Do you ever go through reading slumps? You know, when you can’t find anything that really grabs you, and the books you’ve got are less than inspiring, some perhaps even downright boring? Occasionally this happens to me.
So, when the latest Celeste Ng novel came my way, I was hopeful, but prepared for disappointment (to be honest, this is actually my life’s MO).
Our Missing Hearts was so much more than I had hoped for. Heartbreaking, chilling, filled with love and loss, Ng’s novel is not the world we currently live in, but we can certainly see its edges. If Margaret Atwood’s Handmaid’s Tale is prescient about women’s rights, Ng’s razor-sharp focus plants itself firmly on racism. It is an indictment of what’s happening with the leap toward right-wing Christian fundamentalists taking over the socio-political landscape. Reader beware.
And yet, there is so much love and hope and some of the most beautiful prose you’re likely to encounter.
Twelve-year-old Bird and his father Ethan live a quiet life, sandwiched between school and Ethan’s job shelving books at a university library. They are fortunate to live in one of the dorms and take their meals in the cafeteria. Bird has been trained to keep his head down, not make trouble, and above all, never stand out. This has been drilled into him ever since his mother, a Chinese poet, left them.
Confused and lonely, Bird doesn’t know what life was like before PACT, laws enshrined a decade earlier to preserve American culture. These laws mandate that people report activity deemed un-American, or considered subversive, especially if they come from anyone of Asian origin. Everyone is more than aware of the tenants of the laws.

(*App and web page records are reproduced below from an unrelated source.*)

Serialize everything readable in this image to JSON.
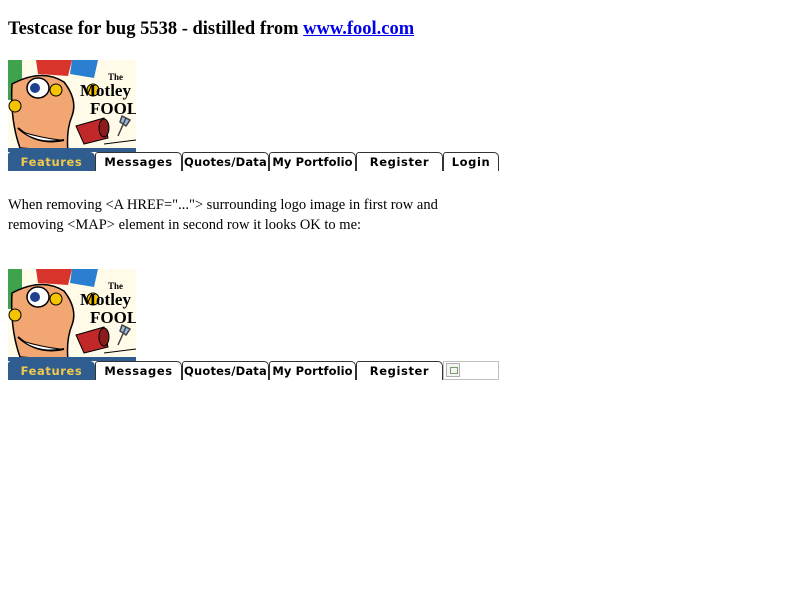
{
  "heading": {
    "text": "Testcase for bug 5538 - distilled from",
    "link_text": "www.fool.com"
  },
  "logo": {
    "label_the": "The",
    "label_motley": "Motley",
    "label_fool": "FOOL"
  },
  "tabs": [
    "Features",
    "Messages",
    "Quotes/Data",
    "My Portfolio",
    "Register",
    "Login"
  ],
  "paragraph": "When removing <A HREF=\"...\"> surrounding logo image in first row and removing <MAP> element in second row it looks OK to me:",
  "colors": {
    "active_tab_bg": "#2f5d8f",
    "active_tab_text": "#f2c94c",
    "link": "#0000ee"
  }
}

What’s lesser known is that children are sometimes taken from their homes and relocated if their parents hold un-American viewpoints, question anything about PACT, or anyone deems them suspicious. But just how prevalent is this? How many children have been taken? No one knows, no one asks questions, and certainly no one talks about it. To do so, invites a similar fate knocking at your door.
When Bird receives an anonymous letter containing nothing more than a cryptic drawing, it begins a search for his mother that takes him into the heart of a revolutionary act of defiance.
Our Missing Hearts is a fictional story about a world uncomfortably close to reality. It is about small acts of rebellion, the power of art to create change, the courage of those who dare to help others, and the legacies we pass on to our children. It welds together adventure, suspense, and heroism. But don’t let Ng’s crafting of a gripping tale fool you - this world is already with us and Ng’s tale is scaldingly relevant.
Often, for me, what sets a book apart from others is the language. Ng’s writing is poetic and lyrical with an uncanny ability to unearth the raw truth behind life’s facades. For example, when young Bird begins, for the first time, to see the small acts of rebellion in the form of hearts painted at the university campus, “His skin feels too small for his thoughts”. Another memorable phrase was Bird’s mother persevering in the face of her hardships. “To be alone with her grief, or whatever heavier thing she’d put on top to hold it down.”
Exquisite in its simplicity, searingly beautiful in its power. This is why I love this book.
If you’re a fan of Ng’s previous work (Little Fires Everywhere and Everything I Never Told You), you’ll find Our Missing Hearts more than equal. It’s hard to put down. It’s a remarkable book from one of our finest contemporary writers.
If you’ve already read this, would love to hear your take on it. If you haven’t you should.
In the meantime, happy reading!